▶ [Records from a data collection]:
%%
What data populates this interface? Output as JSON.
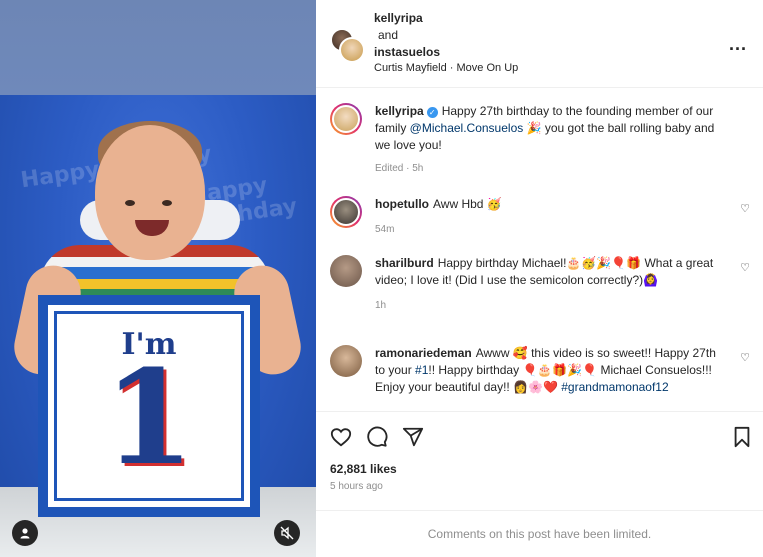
{
  "header": {
    "user1": "kellyripa",
    "and_label": "and",
    "user2": "instasuelos",
    "audio": "Curtis Mayfield · Move On Up",
    "more_label": "..."
  },
  "media": {
    "sign_text_top": "I'm",
    "sign_text_number": "1",
    "background_words": "Happy Birthday"
  },
  "caption": {
    "username": "kellyripa",
    "text_before": "Happy 27th birthday to the founding member of our family ",
    "mention": "@Michael.Consuelos",
    "text_after": " 🎉 you got the ball rolling baby and we love you!",
    "meta": "Edited · 5h"
  },
  "comments": [
    {
      "username": "hopetullo",
      "text": "Aww Hbd 🥳",
      "meta": "54m"
    },
    {
      "username": "sharilburd",
      "text": "Happy birthday Michael!🎂🥳🎉🎈🎁 What a great video; I love it! (Did I use the semicolon correctly?)🙆‍♀️",
      "meta": "1h"
    },
    {
      "username": "ramonariedeman",
      "text_before": "Awww 🥰 this video is so sweet!! Happy 27th to your ",
      "hashtag1": "#1",
      "text_after": "!! Happy birthday 🎈🎂🎁🎉🎈 Michael Consuelos!!! Enjoy your beautiful day!! 👩🌸❤️ ",
      "hashtag2": "#grandmamonaof12"
    }
  ],
  "likes": "62,881 likes",
  "posted": "5 hours ago",
  "footer": "Comments on this post have been limited.",
  "icons": {
    "like": "heart-icon",
    "comment": "comment-icon",
    "share": "send-icon",
    "save": "bookmark-icon",
    "mute": "muted-speaker-icon",
    "tags": "person-icon"
  },
  "colors": {
    "link": "#00376b",
    "verified": "#3897f0",
    "muted_text": "#8e8e8e"
  }
}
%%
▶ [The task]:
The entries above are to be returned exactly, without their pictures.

▶ [Task answer]:
What data populates this interface? Output as JSON.
{
  "header": {
    "user1": "kellyripa",
    "and_label": "and",
    "user2": "instasuelos",
    "audio": "Curtis Mayfield · Move On Up",
    "more_label": "..."
  },
  "media": {
    "sign_text_top": "I'm",
    "sign_text_number": "1",
    "background_words": "Happy Birthday"
  },
  "caption": {
    "username": "kellyripa",
    "text_before": "Happy 27th birthday to the founding member of our family ",
    "mention": "@Michael.Consuelos",
    "text_after": " 🎉 you got the ball rolling baby and we love you!",
    "meta": "Edited · 5h"
  },
  "comments": [
    {
      "username": "hopetullo",
      "text": "Aww Hbd 🥳",
      "meta": "54m"
    },
    {
      "username": "sharilburd",
      "text": "Happy birthday Michael!🎂🥳🎉🎈🎁 What a great video; I love it! (Did I use the semicolon correctly?)🙆‍♀️",
      "meta": "1h"
    },
    {
      "username": "ramonariedeman",
      "text_before": "Awww 🥰 this video is so sweet!! Happy 27th to your ",
      "hashtag1": "#1",
      "text_after": "!! Happy birthday 🎈🎂🎁🎉🎈 Michael Consuelos!!! Enjoy your beautiful day!! 👩🌸❤️ ",
      "hashtag2": "#grandmamonaof12"
    }
  ],
  "likes": "62,881 likes",
  "posted": "5 hours ago",
  "footer": "Comments on this post have been limited.",
  "icons": {
    "like": "heart-icon",
    "comment": "comment-icon",
    "share": "send-icon",
    "save": "bookmark-icon",
    "mute": "muted-speaker-icon",
    "tags": "person-icon"
  },
  "colors": {
    "link": "#00376b",
    "verified": "#3897f0",
    "muted_text": "#8e8e8e"
  }
}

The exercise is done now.